◆ ACTIVITY:
Set down every record below exactly as it appears, but without the pictures.

"""

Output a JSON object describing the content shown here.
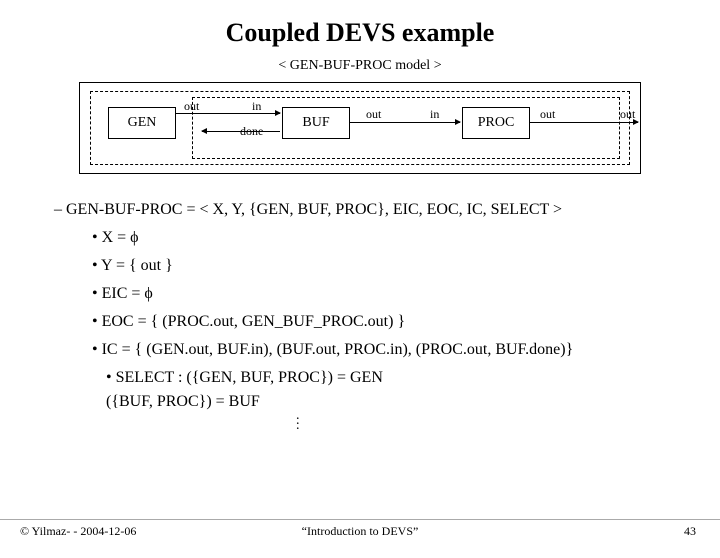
{
  "title": "Coupled DEVS example",
  "subtitle": "< GEN-BUF-PROC model >",
  "diagram": {
    "gen": "GEN",
    "buf": "BUF",
    "proc": "PROC",
    "ports": {
      "gen_out": "out",
      "buf_in": "in",
      "buf_done": "done",
      "buf_out": "out",
      "proc_in": "in",
      "proc_out": "out",
      "ext_out": "out"
    }
  },
  "definition": {
    "main": "–  GEN-BUF-PROC = < X, Y, {GEN, BUF, PROC}, EIC, EOC, IC, SELECT >",
    "items": [
      "•  X = ϕ",
      "•  Y = { out }",
      "•  EIC = ϕ",
      "•  EOC = { (PROC.out, GEN_BUF_PROC.out) }",
      "•  IC = { (GEN.out, BUF.in), (BUF.out, PROC.in), (PROC.out, BUF.done)}"
    ],
    "select1": "•  SELECT : ({GEN, BUF, PROC}) = GEN",
    "select2": "({BUF, PROC}) = BUF"
  },
  "footer": {
    "left": "© Yilmaz- -  2004-12-06",
    "center": "“Introduction to DEVS”",
    "right": "43"
  }
}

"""

◆ WRITTEN ANSWER:
Output a JSON object describing the content shown here.
{
  "title": "Coupled DEVS example",
  "subtitle": "< GEN-BUF-PROC model >",
  "diagram": {
    "gen": "GEN",
    "buf": "BUF",
    "proc": "PROC",
    "ports": {
      "gen_out": "out",
      "buf_in": "in",
      "buf_done": "done",
      "buf_out": "out",
      "proc_in": "in",
      "proc_out": "out",
      "ext_out": "out"
    }
  },
  "definition": {
    "main": "–  GEN-BUF-PROC = < X, Y, {GEN, BUF, PROC}, EIC, EOC, IC, SELECT >",
    "items": [
      "•  X = ϕ",
      "•  Y = { out }",
      "•  EIC = ϕ",
      "•  EOC = { (PROC.out, GEN_BUF_PROC.out) }",
      "•  IC = { (GEN.out, BUF.in), (BUF.out, PROC.in), (PROC.out, BUF.done)}"
    ],
    "select1": "•  SELECT : ({GEN, BUF, PROC}) = GEN",
    "select2": "({BUF, PROC}) = BUF"
  },
  "footer": {
    "left": "© Yilmaz- -  2004-12-06",
    "center": "“Introduction to DEVS”",
    "right": "43"
  }
}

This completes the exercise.